Praying for Mercy
When we speak of prayer, of course we’re speaking of a conversation with the Almighty. In the beginning, this conversation was frequent and pleasant as Adam and Eve enjoyed face-to-face communication with their Creator. Immediately after sin entered into the world, their situation took a dramatic about-face with a new distance created between God and men. In this newly cursed economy the Lord continued to speak, warning Cain, for instance, about where his treachery would take him if he would not address his anger. Yet, that kind of direct communication became the exception rather than the norm. This fact seems to be proven by the note inserted into the genealogy of Adam and Eve’s third son Seth. We read in Genesis 4:26 that after Seth’s birth “men began to call upon the name of the Lord.” As evil in the world grew unchecked by law or human government, we observe in the lives of a few the desire to pray with hope that the Lord might hear and respond.
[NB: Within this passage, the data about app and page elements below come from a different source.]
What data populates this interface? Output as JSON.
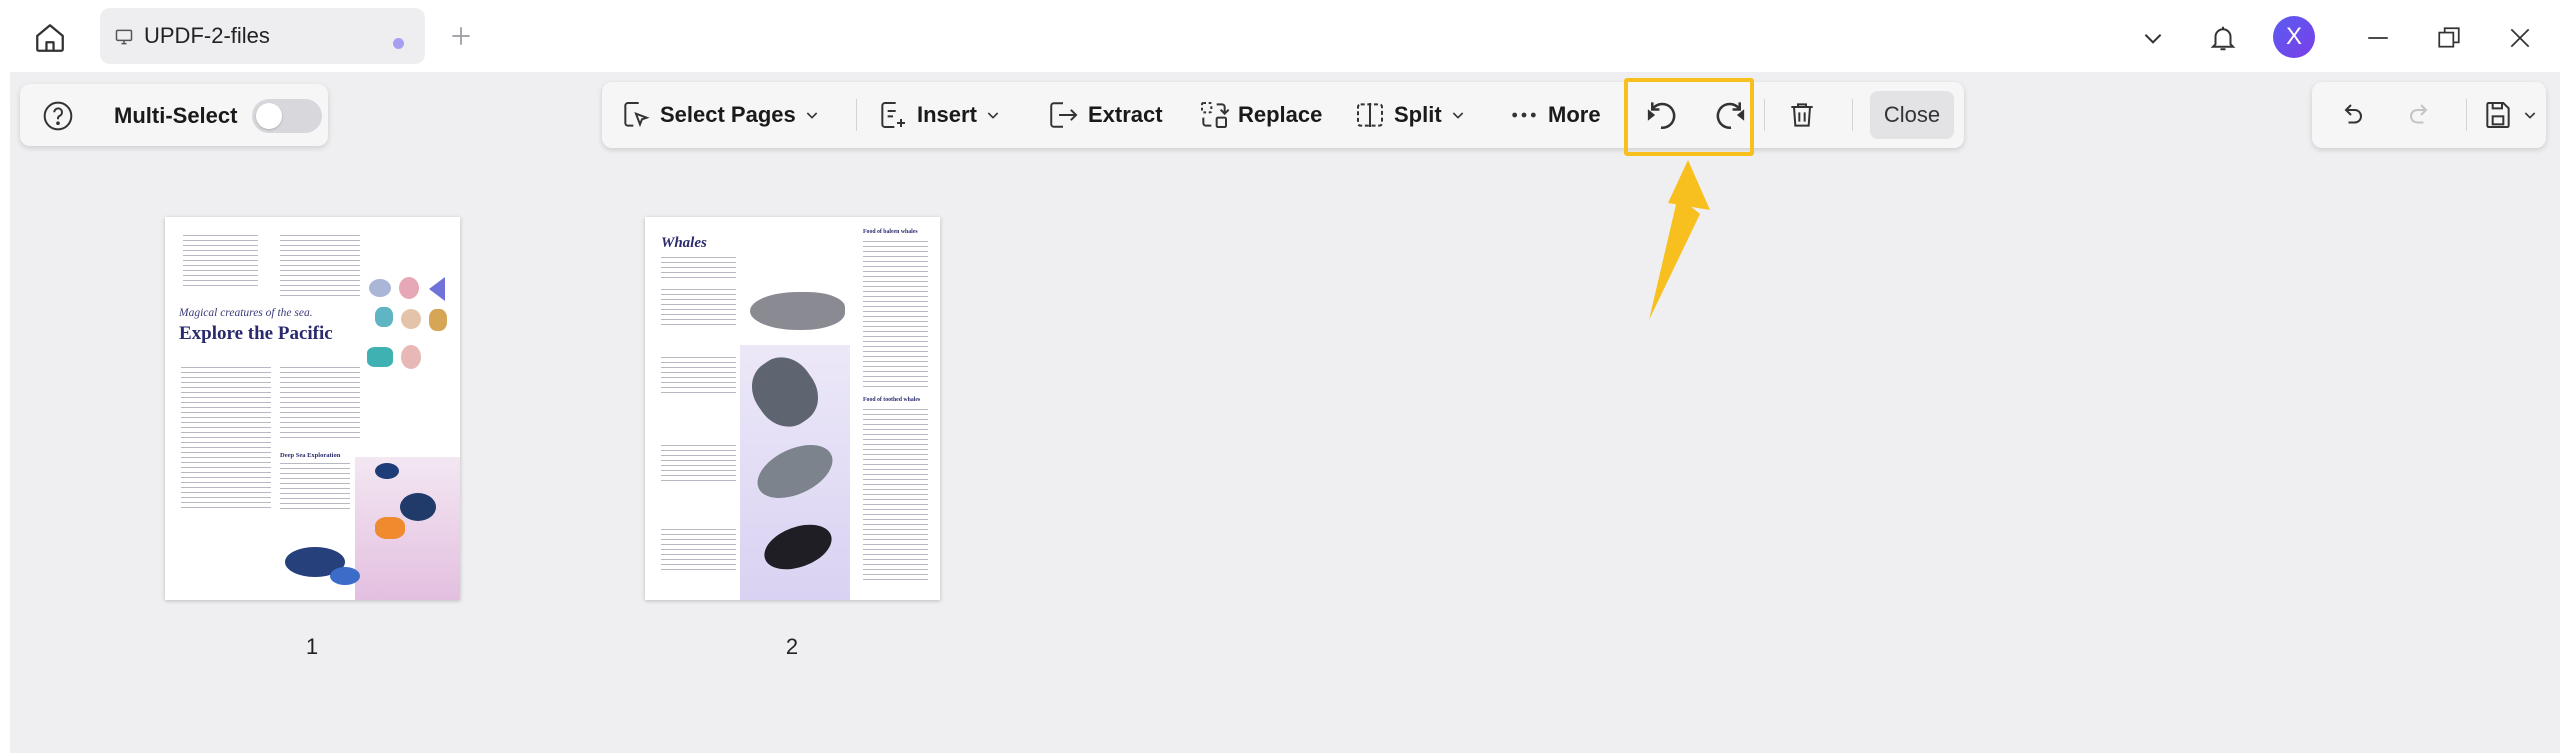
{
  "titlebar": {
    "tab_title": "UPDF-2-files",
    "avatar_initial": "X",
    "icons": [
      "home-icon",
      "monitor-icon",
      "plus-icon",
      "chevron-down-icon",
      "bell-icon",
      "minimize-icon",
      "restore-icon",
      "close-icon"
    ]
  },
  "left_panel": {
    "multi_select_label": "Multi-Select",
    "multi_select_on": false
  },
  "toolbar": {
    "select_pages": "Select Pages",
    "insert": "Insert",
    "extract": "Extract",
    "replace": "Replace",
    "split": "Split",
    "more": "More",
    "close": "Close",
    "highlight_color": "#f7c01e"
  },
  "pages": [
    {
      "number": "1",
      "subtitle": "Magical creatures of the sea.",
      "title": "Explore the Pacific",
      "section": "Deep Sea Exploration"
    },
    {
      "number": "2",
      "title": "Whales",
      "section_a": "Food of baleen whales",
      "section_b": "Food of toothed whales"
    }
  ],
  "colors": {
    "accent": "#5b5cf0",
    "workspace_bg": "#efeff1",
    "page_title": "#2a2a6e"
  }
}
The content of those early prayers is not recorded. In other instances, only the Divine half of the conversation has been written down, as is the case when the Lord speaks to Noah about building the ark or promises Abram that he will have uncountable descendants who will be blessed in a distinct land. The first time we have anything resembling our concept of prayer occurs in a conversation between Abraham and the Lord in Genesis 18 when the Lord reveals to Abraham that he is going to destroy Sodom and Gomorrah.
A graphic illustration of the wickedness of Sodom follows in chapter 19 and reinforces the Lord’s determination to judge these twin cities. In this famous prayer, Abraham presses the very limits of propriety as he pleads for mercy on behalf of what he assumes must be more than a few righteous people in their midst. His negotiations end when the Lord has assured him that if there are even ten God-fearing citizens dwelling in Sodom the entire city would be spared. The prayer is based on three assumptions. Surely, he must think, his nephew who apparently holds a significant place of influence as an elder in the city gate (19:1) has been able to promote the fear of the Lord among his own household and perhaps also win a few others! The second assumption is that the Lord of Heaven and Earth would not compromise his own justice by condemning the righteous alongside the wicked (v.25). And finally, Abraham has learned through experience that the Lord’s blessing toward the righteous often overflows its banks and swamps even the ungodly who may be in their presence.
As you pray, consider two lessons that we can learn from this passage:
It is significant that the first recorded prayer of any significance in Scripture is a plea for divine mercy. Mercy is not getting what we deserve. Abraham acknowledges the presence of the wicked in Sodom, and the scripture is clear about the wrath of God being revealed from heaven against all unrighteousness and ungodliness. Yet, the same text that records that curse also gives every reader hope that there is mercy to be found from the Lord by those who ask for it. It is possible to pray for mercy without minimizing evil and, as we pray for those who have done evil toward us, we ought to remember that we ourselves have been shown much mercy.
Abraham’s prayer is a reminder of the grace and patience of God toward those who call on him. The patriarch knew he was stepping out of the natural order of things to ask God to alter his plans, but he was received on the basis of his faith that led him to ask in the first place. God is honored when we pray and ask him to do great things that only he can do. Knowing this, we should persevere in prayer, asking for ever-greater works of God to be accomplished in our midst, humbly grateful for his grace to answer such requests.